By Tom Feiza, Mr. Fix-It, Inc.
Twenty years ago, few people had ever heard the term “kickout flashing,” but things have changed. Old homes leaked so much air that walls always dried out. Today’s homes are much tighter, and walls hold moisture. Walls, siding and OSB will rot if water enters the wall. Kickout flashing has become essential.
Here’s a great example
In one case I investigated, routine inspection of a window interior doesn’t hint at any damage (photo: Questionable Window Trim). A home inspector would never suspect an issue, and in fact there is no visible issue to report. But the owner showed me ground-up wood on the windowsill. She explained that when it rained, water dripped from the upper trim. The “ground-up wood” looked like carpenter ant frass (droppings).
We lifted the upper window casing/trim and discovered rotted wood – and dark frass from carpenter ants (photo: Wet Mess Beneath Trim.) This major issue would be invisible during a normal home inspection.
So what else was going on?
On the outside, the wood siding and trim of this 20-year-old home seemed to be in good condition. Three – yes, three – contractors had examined the leaky window. They applied liquid flashing (caulk) at the step flashing and sealed the cap flashing at the window.
Whenever I see window leaks, I always suspect missing flashing or improper layering of the weather-resistant barrier under the siding. Sure enough, when I looked at this window from the outside, the problem was obvious: the gutter terminated at a sidewall with no kickout flashing (photo: Missing Kickout Flashing).
A preventable problem
Properly installed, kickout flashing should channel water down the outside wall assembly and into the gutter (illustration R016). Compounding this particular water problem was a gable roof and a downspout directing rainwater to the roof above the end of the gutter.
The fresh caulk which the contractors applied between the siding and the top of the window cap flashing may have worsened the problem. Horizontal flashing or cap flashing should never be caulked. Because all types of siding leak, the cap flashing should be installed underneath the weather-resistant barrier to capture water and route it out of the wall assembly over the window.

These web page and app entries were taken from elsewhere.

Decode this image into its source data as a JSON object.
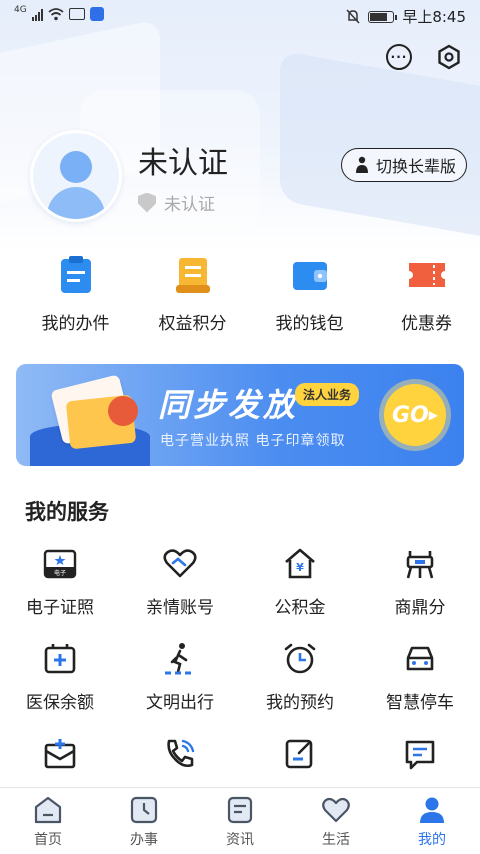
{
  "status_bar": {
    "network": "4G",
    "time": "早上8:45"
  },
  "profile": {
    "name": "未认证",
    "verify_status": "未认证",
    "elder_mode_label": "切换长辈版"
  },
  "quick_actions": [
    {
      "label": "我的办件",
      "color": "#2d8cf0"
    },
    {
      "label": "权益积分",
      "color": "#f5a623"
    },
    {
      "label": "我的钱包",
      "color": "#2d8cf0"
    },
    {
      "label": "优惠券",
      "color": "#f0603e"
    }
  ],
  "banner": {
    "title": "同步发放",
    "tag": "法人业务",
    "subtitle": "电子营业执照 电子印章领取",
    "go_label": "GO"
  },
  "services": {
    "title": "我的服务",
    "items": [
      {
        "label": "电子证照",
        "icon": "id-card-icon",
        "badge": "电子"
      },
      {
        "label": "亲情账号",
        "icon": "heart-handshake-icon"
      },
      {
        "label": "公积金",
        "icon": "house-yuan-icon"
      },
      {
        "label": "商鼎分",
        "icon": "tripod-icon"
      },
      {
        "label": "医保余额",
        "icon": "medical-card-icon"
      },
      {
        "label": "文明出行",
        "icon": "pedestrian-crossing-icon"
      },
      {
        "label": "我的预约",
        "icon": "alarm-clock-icon"
      },
      {
        "label": "智慧停车",
        "icon": "car-icon"
      },
      {
        "label": "",
        "icon": "medical-envelope-icon"
      },
      {
        "label": "",
        "icon": "phone-icon"
      },
      {
        "label": "",
        "icon": "edit-note-icon"
      },
      {
        "label": "",
        "icon": "message-icon"
      }
    ]
  },
  "tabs": [
    {
      "label": "首页",
      "icon": "home-icon"
    },
    {
      "label": "办事",
      "icon": "clock-icon"
    },
    {
      "label": "资讯",
      "icon": "news-icon"
    },
    {
      "label": "生活",
      "icon": "heart-icon"
    },
    {
      "label": "我的",
      "icon": "user-icon",
      "active": true
    }
  ],
  "accent_color": "#2d76ea"
}
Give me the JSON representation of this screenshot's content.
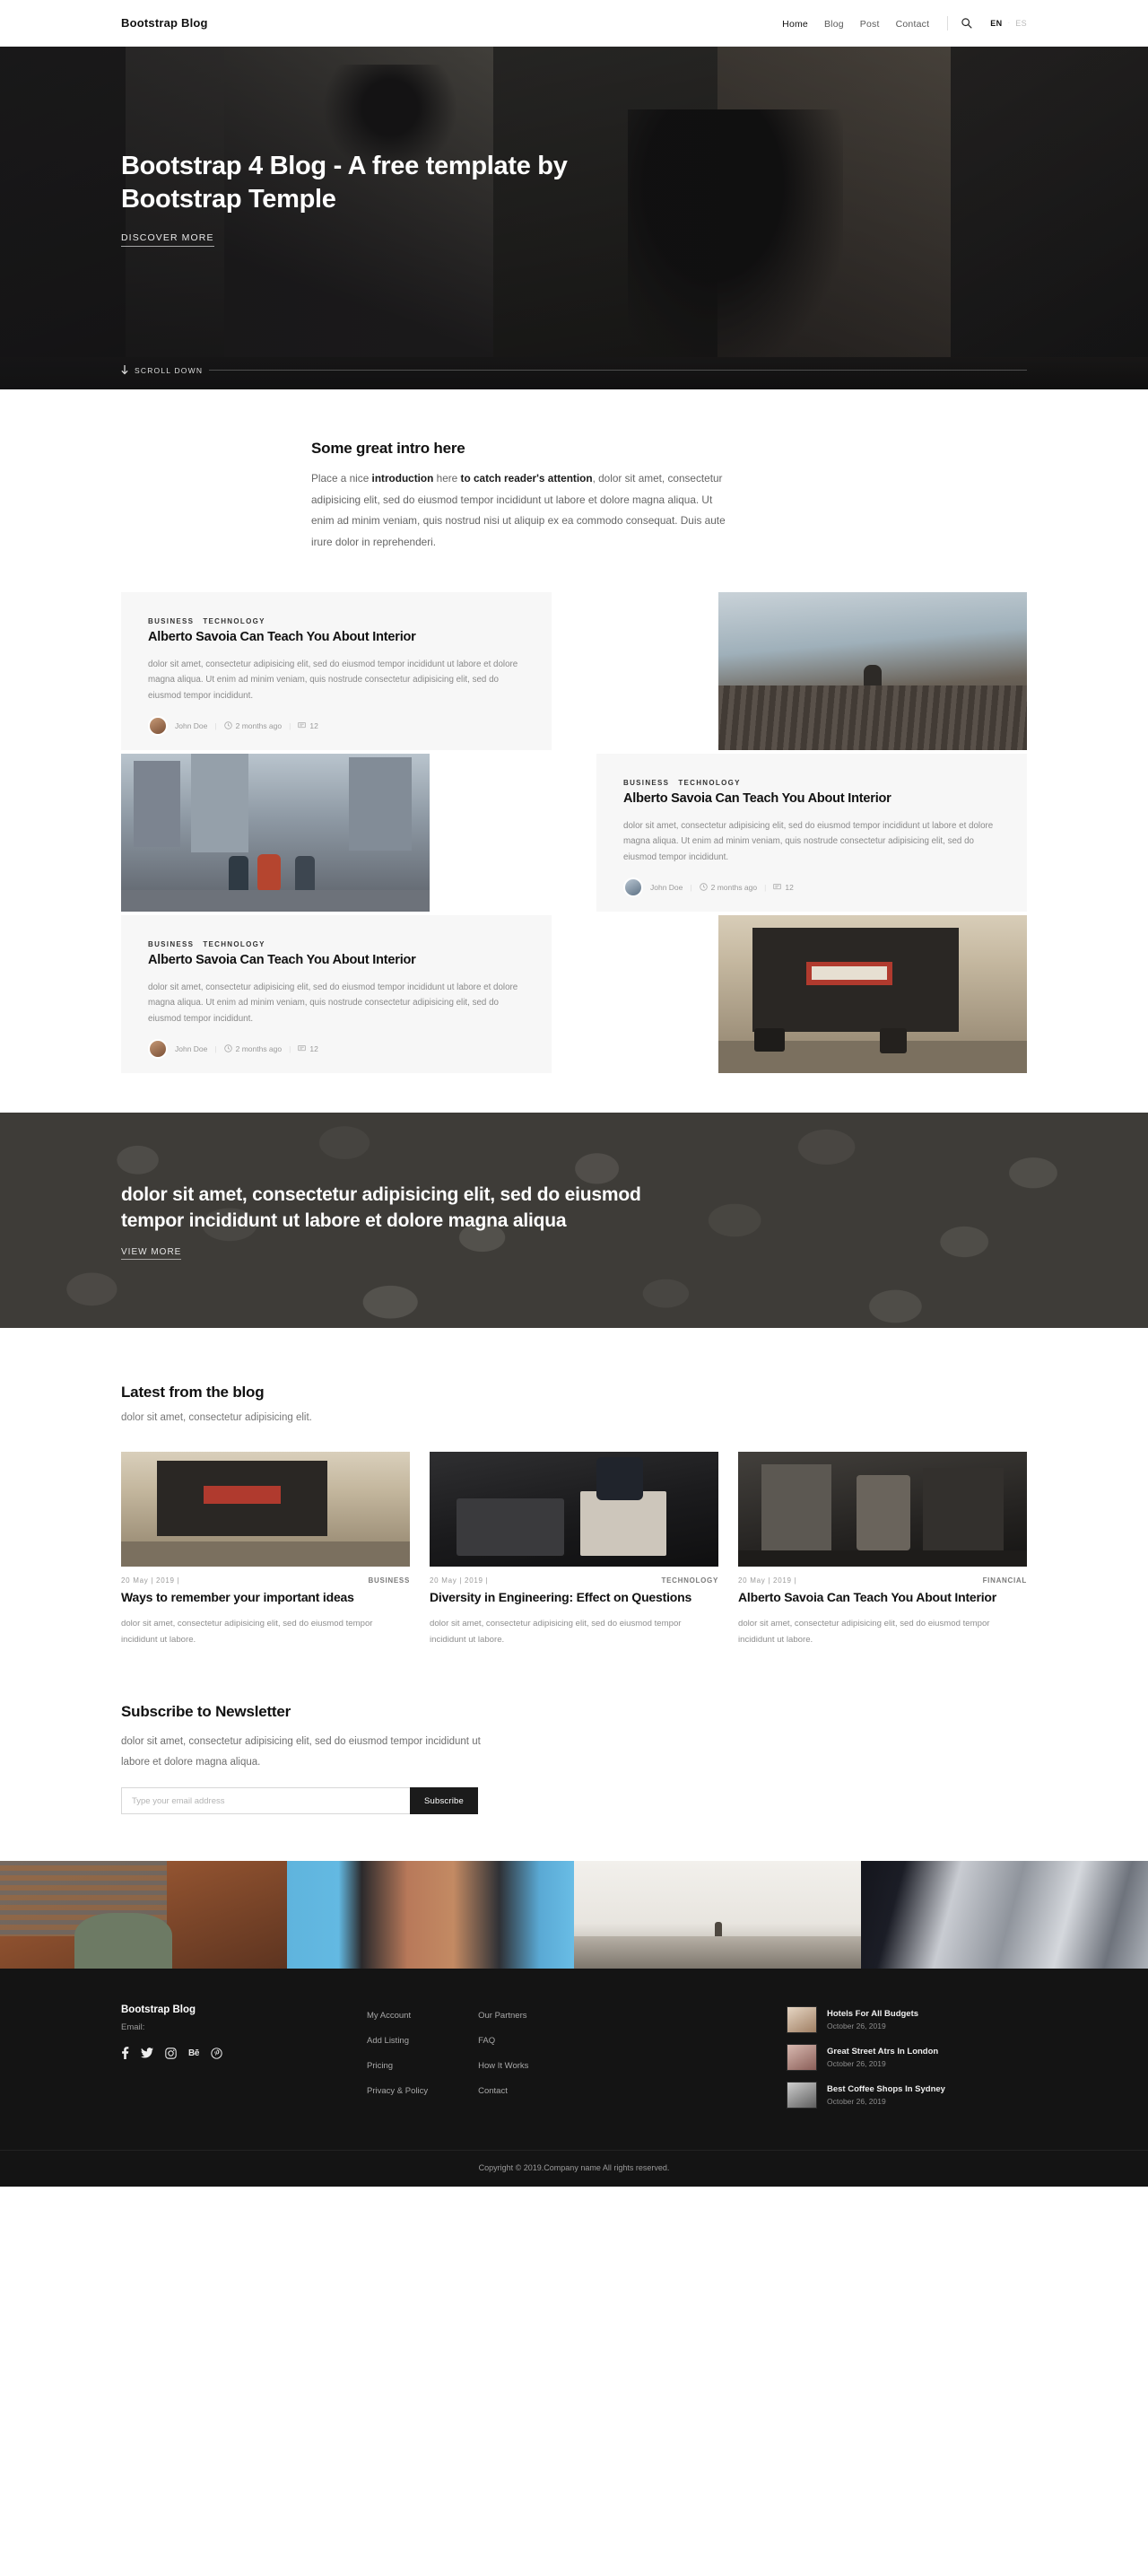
{
  "navbar": {
    "brand": "Bootstrap Blog",
    "links": [
      {
        "label": "Home",
        "active": true
      },
      {
        "label": "Blog",
        "active": false
      },
      {
        "label": "Post",
        "active": false
      },
      {
        "label": "Contact",
        "active": false
      }
    ],
    "search_icon": "search-icon",
    "lang_primary": "EN",
    "lang_secondary": "ES"
  },
  "hero": {
    "title": "Bootstrap 4 Blog - A free template by Bootstrap Temple",
    "cta_label": "DISCOVER MORE",
    "scroll_label": "SCROLL DOWN"
  },
  "intro": {
    "title": "Some great intro here",
    "p_1": "Place a nice ",
    "b_1": "introduction",
    "p_2": " here ",
    "b_2": "to catch reader's attention",
    "p_3": ", dolor sit amet, consectetur adipisicing elit, sed do eiusmod tempor incididunt ut labore et dolore magna aliqua. Ut enim ad minim veniam, quis nostrud nisi ut aliquip ex ea commodo consequat. Duis aute irure dolor in reprehenderi."
  },
  "featured": [
    {
      "cats": [
        "BUSINESS",
        "TECHNOLOGY"
      ],
      "title": "Alberto Savoia Can Teach You About Interior",
      "excerpt": "dolor sit amet, consectetur adipisicing elit, sed do eiusmod tempor incididunt ut labore et dolore magna aliqua. Ut enim ad minim veniam, quis nostrude consectetur adipisicing elit, sed do eiusmod tempor incididunt.",
      "author": "John Doe",
      "date": "2 months ago",
      "comments": "12",
      "image_align": "right"
    },
    {
      "cats": [
        "BUSINESS",
        "TECHNOLOGY"
      ],
      "title": "Alberto Savoia Can Teach You About Interior",
      "excerpt": "dolor sit amet, consectetur adipisicing elit, sed do eiusmod tempor incididunt ut labore et dolore magna aliqua. Ut enim ad minim veniam, quis nostrude consectetur adipisicing elit, sed do eiusmod tempor incididunt.",
      "author": "John Doe",
      "date": "2 months ago",
      "comments": "12",
      "image_align": "left"
    },
    {
      "cats": [
        "BUSINESS",
        "TECHNOLOGY"
      ],
      "title": "Alberto Savoia Can Teach You About Interior",
      "excerpt": "dolor sit amet, consectetur adipisicing elit, sed do eiusmod tempor incididunt ut labore et dolore magna aliqua. Ut enim ad minim veniam, quis nostrude consectetur adipisicing elit, sed do eiusmod tempor incididunt.",
      "author": "John Doe",
      "date": "2 months ago",
      "comments": "12",
      "image_align": "right"
    }
  ],
  "cta": {
    "title": "dolor sit amet, consectetur adipisicing elit, sed do eiusmod tempor incididunt ut labore et dolore magna aliqua",
    "link_label": "VIEW MORE"
  },
  "latest": {
    "title": "Latest from the blog",
    "lead": "dolor sit amet, consectetur adipisicing elit.",
    "posts": [
      {
        "date": "20 May | 2019  |",
        "category": "BUSINESS",
        "title": "Ways to remember your important ideas",
        "excerpt": "dolor sit amet, consectetur adipisicing elit, sed do eiusmod tempor incididunt ut labore."
      },
      {
        "date": "20 May | 2019  |",
        "category": "TECHNOLOGY",
        "title": "Diversity in Engineering: Effect on Questions",
        "excerpt": "dolor sit amet, consectetur adipisicing elit, sed do eiusmod tempor incididunt ut labore."
      },
      {
        "date": "20 May | 2019  |",
        "category": "FINANCIAL",
        "title": "Alberto Savoia Can Teach You About Interior",
        "excerpt": "dolor sit amet, consectetur adipisicing elit, sed do eiusmod tempor incididunt ut labore."
      }
    ]
  },
  "newsletter": {
    "title": "Subscribe to Newsletter",
    "description": "dolor sit amet, consectetur adipisicing elit, sed do eiusmod tempor incididunt ut labore et dolore magna aliqua.",
    "placeholder": "Type your email address",
    "input_value": "",
    "button_label": "Subscribe"
  },
  "footer": {
    "brand": "Bootstrap Blog",
    "email_label": "Email:",
    "socials": [
      {
        "name": "facebook-icon",
        "glyph": "f"
      },
      {
        "name": "twitter-icon",
        "glyph": "t"
      },
      {
        "name": "instagram-icon",
        "glyph": "i"
      },
      {
        "name": "behance-icon",
        "glyph": "Bē"
      },
      {
        "name": "pinterest-icon",
        "glyph": "p"
      }
    ],
    "links_col_1": [
      "My Account",
      "Add Listing",
      "Pricing",
      "Privacy & Policy"
    ],
    "links_col_2": [
      "Our Partners",
      "FAQ",
      "How It Works",
      "Contact"
    ],
    "posts": [
      {
        "title": "Hotels For All Budgets",
        "date": "October 26, 2019"
      },
      {
        "title": "Great Street Atrs In London",
        "date": "October 26, 2019"
      },
      {
        "title": "Best Coffee Shops In Sydney",
        "date": "October 26, 2019"
      }
    ],
    "copyright": "Copyright © 2019.Company name All rights reserved."
  },
  "colors": {
    "dark": "#141414",
    "accent": "#1b1b1b",
    "text": "#555555",
    "muted": "#9a9a9a"
  }
}
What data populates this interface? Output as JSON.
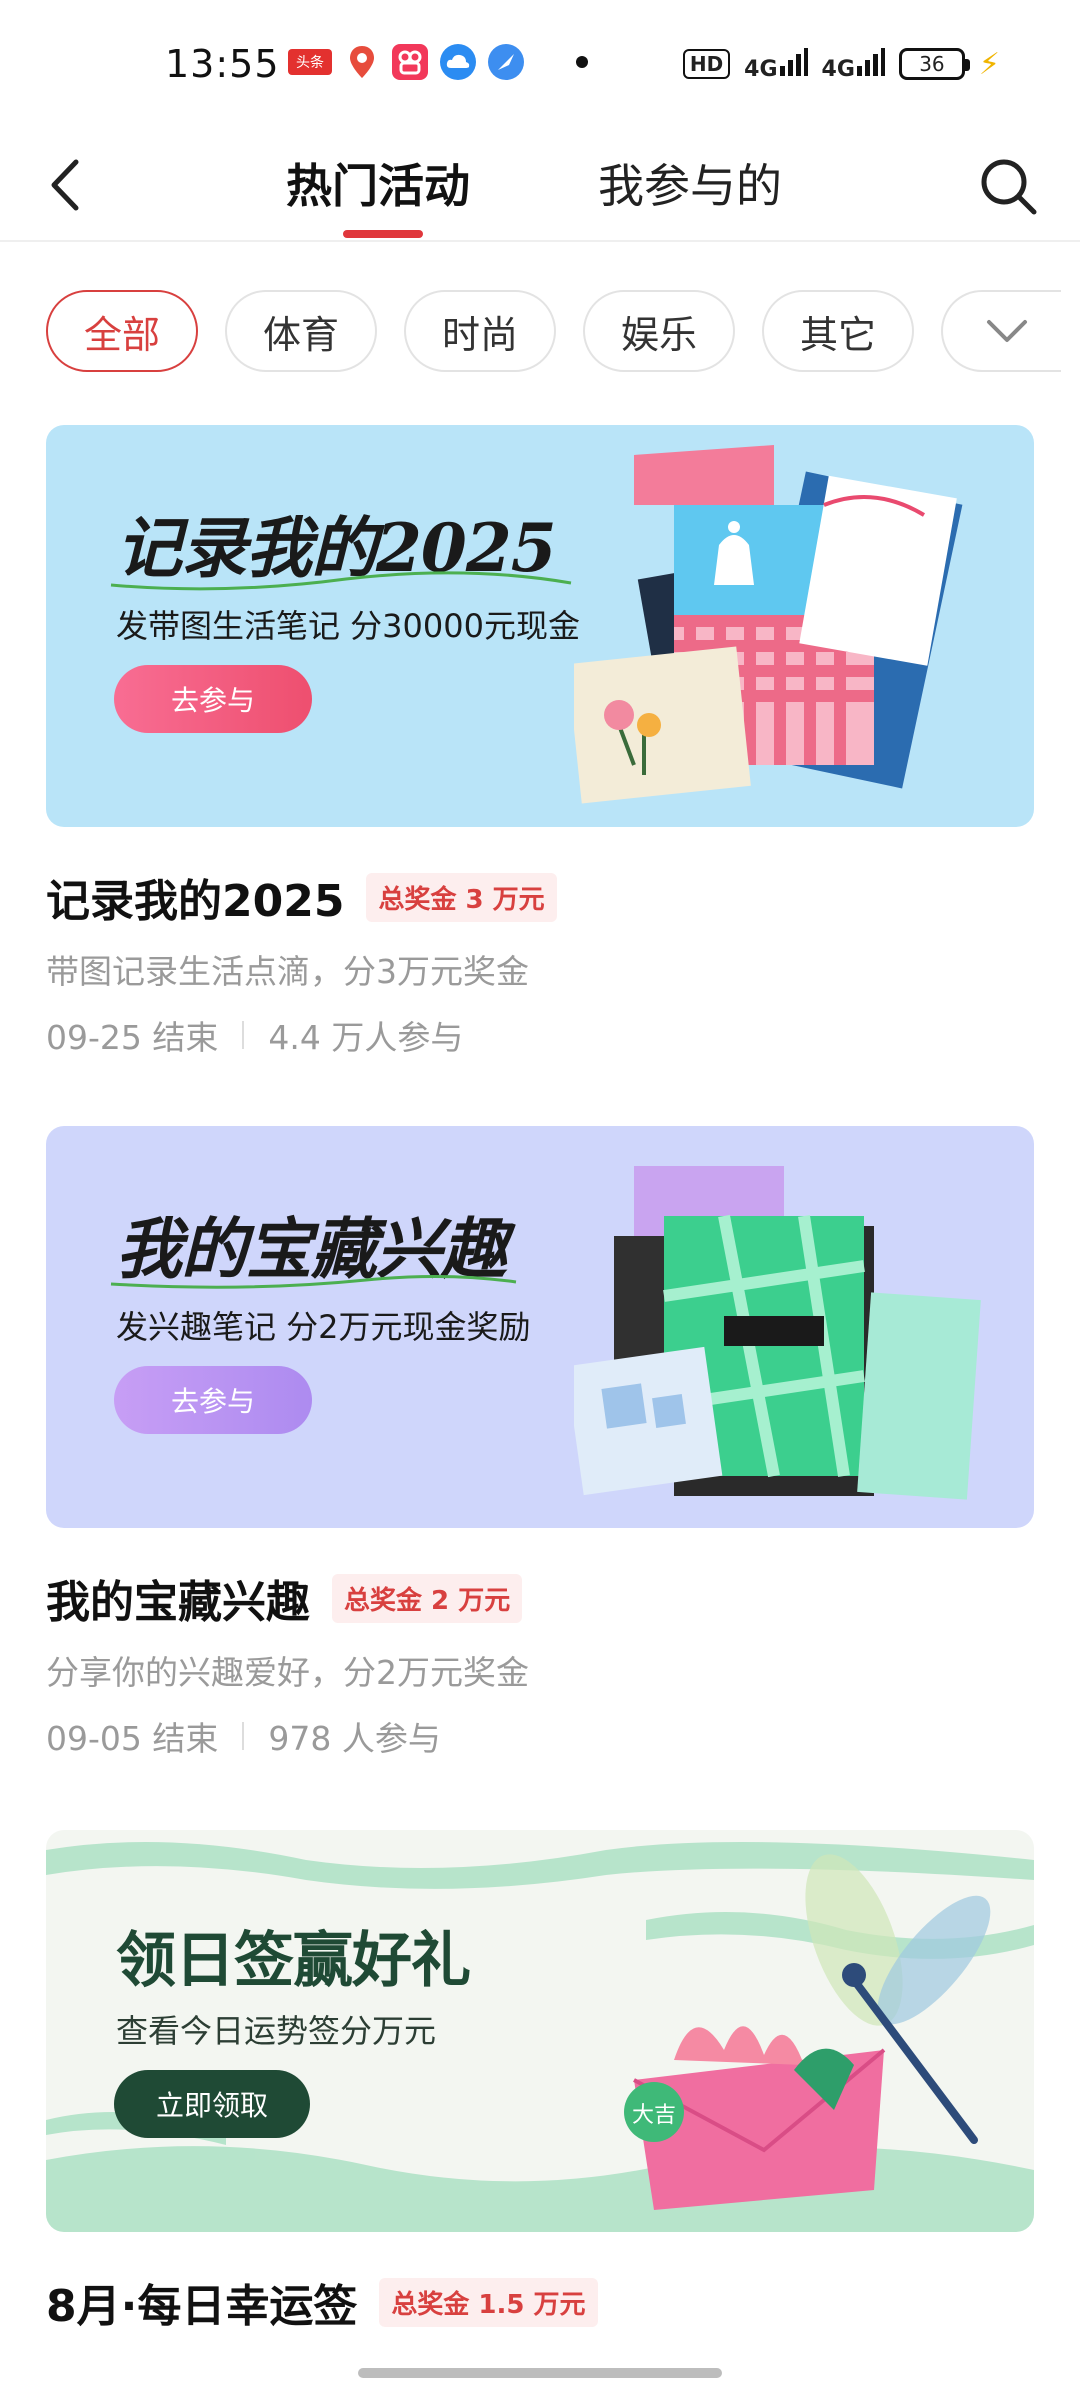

The solution here: remove the siding above and around the window. Check the weather-resistant barrier and install kickout flashing. Replace rotted materials. And finally, route the upper roof drainage away from the area.
You must catch this obvious defect
Inspecting only the window and the wall from the inside would never reveal the source of the problem, so you must always identify the lack of kickout flashing. A contractor smart enough to notice the missing flashing would say, “The home inspector should have seen this defect.” Don’t let them say that about you.